By Jessica Walrack, writer at Fundbox
Before COVID-19 hit, woman-owned companies were thriving—growing five times faster than the national average and accounting for 42% of all U.S. businesses. But how will the pandemic impact this momentum in the coming year? Women and minorities are, unfortunately, being hit harder than their counterparts due to a variety of disparities. Still, many are looking to the future with hope.
Here’s a closer look at the 2021 predictions for women-owned businesses.
Women-owned business statistics
In a recent survey, you can gain a glimpse into the minds of female business owners.
- Overall business health: Female business owners who ranked their overall business health as “somewhat or very good” fell from 60% in January of 2020 to 47%.
- Revenue: Less than half of female business owners believed their revenues would increase in 2021, compared to 57% of male owners.
- Investments: About 33% of women business owners planned to increase investments in their business, compared to 39% of men.
- Staffing: 24% of female business owners expected to increase staff size, compared to 36% of male business owners.
Women business owners are feeling less confident about overall business health, revenue, investments and staffing than their male counterparts. The following disparities can give insight as to why.
Although female startups generated 10% more cumulative revenue over five years than their male counterparts, investments in female-founded or cofounded companies averaged only 44% of what males alone received.
We saw this disparity in the allocation of Paycheck Protection Program (PPP) and Economic Injury Disaster Loans (EIDLs) from the Small Business Administration. Large banks primarily managed the PPP funds, and they went mostly to bank customers, which do not equally represent minority and women business enterprises. Many were left in need of business loans or grants for women-owned businesses.
Immediate risk disparity
Women and minorities also own a disproportionately higher percentage of businesses that are at immediate risk due to COVID such as those in food service, retail and accommodation.
Domestic responsibility disparity
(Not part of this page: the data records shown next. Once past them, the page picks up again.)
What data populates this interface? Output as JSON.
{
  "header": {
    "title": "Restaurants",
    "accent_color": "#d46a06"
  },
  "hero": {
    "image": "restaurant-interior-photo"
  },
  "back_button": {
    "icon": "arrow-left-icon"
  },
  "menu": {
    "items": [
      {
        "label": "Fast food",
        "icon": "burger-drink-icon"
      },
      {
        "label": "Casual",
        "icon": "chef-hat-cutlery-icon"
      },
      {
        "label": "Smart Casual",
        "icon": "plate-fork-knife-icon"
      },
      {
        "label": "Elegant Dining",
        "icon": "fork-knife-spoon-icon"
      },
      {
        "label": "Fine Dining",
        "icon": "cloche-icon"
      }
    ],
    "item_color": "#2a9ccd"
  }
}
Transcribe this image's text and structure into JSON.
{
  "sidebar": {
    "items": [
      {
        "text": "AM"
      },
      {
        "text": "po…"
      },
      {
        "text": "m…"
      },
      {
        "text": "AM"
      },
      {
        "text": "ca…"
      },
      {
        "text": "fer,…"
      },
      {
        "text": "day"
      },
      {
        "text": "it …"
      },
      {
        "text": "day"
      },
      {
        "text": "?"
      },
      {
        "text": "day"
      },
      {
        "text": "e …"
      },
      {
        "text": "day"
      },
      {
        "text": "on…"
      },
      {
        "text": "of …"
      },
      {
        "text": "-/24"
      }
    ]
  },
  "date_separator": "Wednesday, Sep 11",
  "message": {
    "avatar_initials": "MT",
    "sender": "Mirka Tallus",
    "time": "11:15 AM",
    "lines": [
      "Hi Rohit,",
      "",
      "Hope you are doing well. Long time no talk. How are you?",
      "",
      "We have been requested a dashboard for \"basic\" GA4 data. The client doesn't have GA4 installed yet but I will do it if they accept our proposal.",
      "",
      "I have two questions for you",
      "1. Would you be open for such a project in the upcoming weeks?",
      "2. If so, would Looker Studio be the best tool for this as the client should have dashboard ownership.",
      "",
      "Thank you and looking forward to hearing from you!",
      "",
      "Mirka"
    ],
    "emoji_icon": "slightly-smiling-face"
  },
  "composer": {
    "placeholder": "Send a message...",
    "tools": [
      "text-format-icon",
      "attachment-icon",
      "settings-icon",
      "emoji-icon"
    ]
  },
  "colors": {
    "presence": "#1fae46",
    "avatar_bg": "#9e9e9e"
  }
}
Further, women are harder hit by the uptick in domestic responsibilities. During the pandemic, a survey found that, on average, women were spending 30 more hours per week on domestic labor than pre-pandemic, 15 hours more per week than men.
Joan Williams, Founder of the Center for WorkLife Law, noted that by opening the economy without childcare or schooling options, a generation of mothers could lose their careers.
Predictions for women-owned businesses during COVID
Despite the above disparities, women have risen to an economic challenge before. Between 2007 and 2012, minority- and women-owned businesses added 1.8 million jobs in the U.S., while companies owned by white males lost 800,000 jobs. Many believe women will play a critical role again.
“The COVID-19 pandemic will likely result in many women (and men) leaving the traditional workforce. As a result, I predict that many women will launch freelancing careers or small businesses that they can manage remotely from the comfort and safety of their homes.”
Elle Meager, founder and CEO of Outdoor Happens
“We can’t be 100% certain what the post-pandemic business environment looks like. What we can say is global and economic challenges like those we face during this pandemic highlight the next generation of problems the world needs to solve to move forward—creating an opportunity for new companies, markets and industries to rise up.”
Alyce Herndon, President and CEO of Onyx Business Consulting
“I foresee increases in networking and partnerships in the coming year. Despite the reopening of the economy, female-owned businesses have continued to struggle. Given the questionable discrepancies in the allocations of loans based on race and gender, we’ll need to rely on each other for support.”
Michelle Devani, Founder of lovedevani
“I predict that women business owners in 2021, and beyond, will become part of strong communities. Many women business owners have emphasized the importance of finding community and reaching individuals that are also in their respective fields through Facebook groups and Zoom meetups.”
Deborah Sweeney, CEO of MyCorporation.com
“There will be a contraction in the amount of money women spend on their businesses in the next six months and an increase in collaboration among women who know they need to band together to survive. Innovation is afoot. By December 2021, we’ll be seeing the fruits of those creative endeavors, but it won’t be apparent until 2022 when the world more fully heals.”
Hope Katz Gibbs, Owner and Founder of Inkandescent™ Inc.
The overall message from women and minority-owned businesses is hopeful. We are communicators, supporters and innovators. Despite disparities and challenges, we will not give up. We will band together and make it through this crisis, leading recovery efforts as we have before.